A: Make sure any “pet transport company” or “puppy nanny” includes a current registration certificate together with the Plant Health Inspection Service (APHIS) and U.S. Department of Agriculture (USDA) Animal. USDA APHIS is the oversite service for the transport of dogs, kittens, dogs, and cats and has been created by the Animal Welfare Act in 1966.
Go to USDA and enter the”license/registration type” as carrier along with your transporter’s “certificate number” and then search. Ensure the certificate is “active” and check their review reports.
There are many un-registered and un-regulated transport providers, so be careful with the protection of your pet. Many will tell you they do not have to be registered. The national definition is an individual with a commercial business that moves animals from one place to another. They need to be thought of as a transporter following the Animal Welfare Act and be registered with USDA.
Q: What are some tips a nanny or USDA APHIS registered transporter must follow?
- Your pet must be hauled in a climate and temperature–controlled automobile.

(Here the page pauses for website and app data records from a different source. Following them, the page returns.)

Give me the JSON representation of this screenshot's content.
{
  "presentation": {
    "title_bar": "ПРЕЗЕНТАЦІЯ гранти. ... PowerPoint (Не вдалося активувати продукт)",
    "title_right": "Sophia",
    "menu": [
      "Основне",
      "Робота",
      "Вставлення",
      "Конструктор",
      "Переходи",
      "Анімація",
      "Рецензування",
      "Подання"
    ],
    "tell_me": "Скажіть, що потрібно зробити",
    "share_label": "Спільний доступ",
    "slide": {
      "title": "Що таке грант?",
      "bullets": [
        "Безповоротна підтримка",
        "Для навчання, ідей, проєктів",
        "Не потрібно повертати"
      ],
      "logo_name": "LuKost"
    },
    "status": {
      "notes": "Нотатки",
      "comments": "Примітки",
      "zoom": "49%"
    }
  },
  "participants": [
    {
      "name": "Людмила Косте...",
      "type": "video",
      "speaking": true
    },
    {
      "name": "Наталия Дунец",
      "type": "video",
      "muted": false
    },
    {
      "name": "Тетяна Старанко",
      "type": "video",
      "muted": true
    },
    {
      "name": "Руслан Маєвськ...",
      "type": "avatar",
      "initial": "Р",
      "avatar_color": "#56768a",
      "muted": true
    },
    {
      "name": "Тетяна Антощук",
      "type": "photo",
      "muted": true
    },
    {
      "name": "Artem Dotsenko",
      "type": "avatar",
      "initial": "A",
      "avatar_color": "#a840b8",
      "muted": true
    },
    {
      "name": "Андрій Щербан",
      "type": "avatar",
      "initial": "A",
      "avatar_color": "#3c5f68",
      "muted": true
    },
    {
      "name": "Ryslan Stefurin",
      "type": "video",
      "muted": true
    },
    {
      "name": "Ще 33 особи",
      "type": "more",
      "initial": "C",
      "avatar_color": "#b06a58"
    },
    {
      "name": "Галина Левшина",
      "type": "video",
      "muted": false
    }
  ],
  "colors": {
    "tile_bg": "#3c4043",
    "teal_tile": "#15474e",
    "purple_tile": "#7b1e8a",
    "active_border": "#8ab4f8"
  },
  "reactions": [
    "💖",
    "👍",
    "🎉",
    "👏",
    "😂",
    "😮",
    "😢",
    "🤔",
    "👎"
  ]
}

- All animals must be in a structurally sound and adequately sized carrier with no sharp edges, points, or protrusions that could harm the animal. (you might need to provide). If the carrier has a resting platform or rubber-coated wire bottom, no part of these animals can pass through that or any enclosure area. The carrier must also have a leak-proof bottom or a detachable, leak-proof tray.
- All enclosures must be tightly fastened in place.
- The puppy has to be easily and quickly removed from the enclosure in an emergency.
- The transporter needs to stop every four hours from checking on your puppy and supplying it with fresh water and food. Many transporters provide fresh water and food continually during transportation.
- Proper ventilation is necessary and is described in detail in the regulations.
- Nothing could be stacked near or in addition to a carrier that could spill on the carrier or the pet.
- Any cleaning or other substances used on or in the enclosure has to be nontoxic to animals.
- All carriers should be properly cleaned and sanitized before each use.
- All paperwork representing the vendor, shipper, and recipient must accompany the pup.
- All USDA APHIS transporters should require a “health certification.” A licensed veterinarian must sign the certification after examining the dog and determining it is free of infectious diseases and fulfills all the receiving state’s export requirements. Check with your vet to assure that they’re still offering regular services, including oral health certifications.
- Puppies may not be transported before Age 8 weeks.
Q: Can I get my pet delivered right to my front door?
A: Some transportation companies or pup nannies will send it to your door, but it will cost extra. Most will meet you in a set location. Expect that you might need to drive a couple of hours and that others could be picking up their new arrivals, so be patient and keep in mind you are social distancing. These are indicated breeder guidelines from AKC on keeping pet buyers safe when choosing their dogs.
Q: What If my pet is stolen or lost or something happens to it during transportation?
A: Make sure the transporter is enrolled, has a valid license and insurance, and is ensured. There are a lot of good people around who are only trying to make an honest dollar. Moving your precious cargo is not a simple task, but be safe and check registrations, references, and testimonials. You can do this by visiting the USDA APHIS website and/or The Better Business Bureau (BBB) and seem up Pet Transport Flight/Ground Services. You also can check reviews via Facebook or Google. Check what others say about the Transportation company you’ve selected before the puppy gets in a vehicle.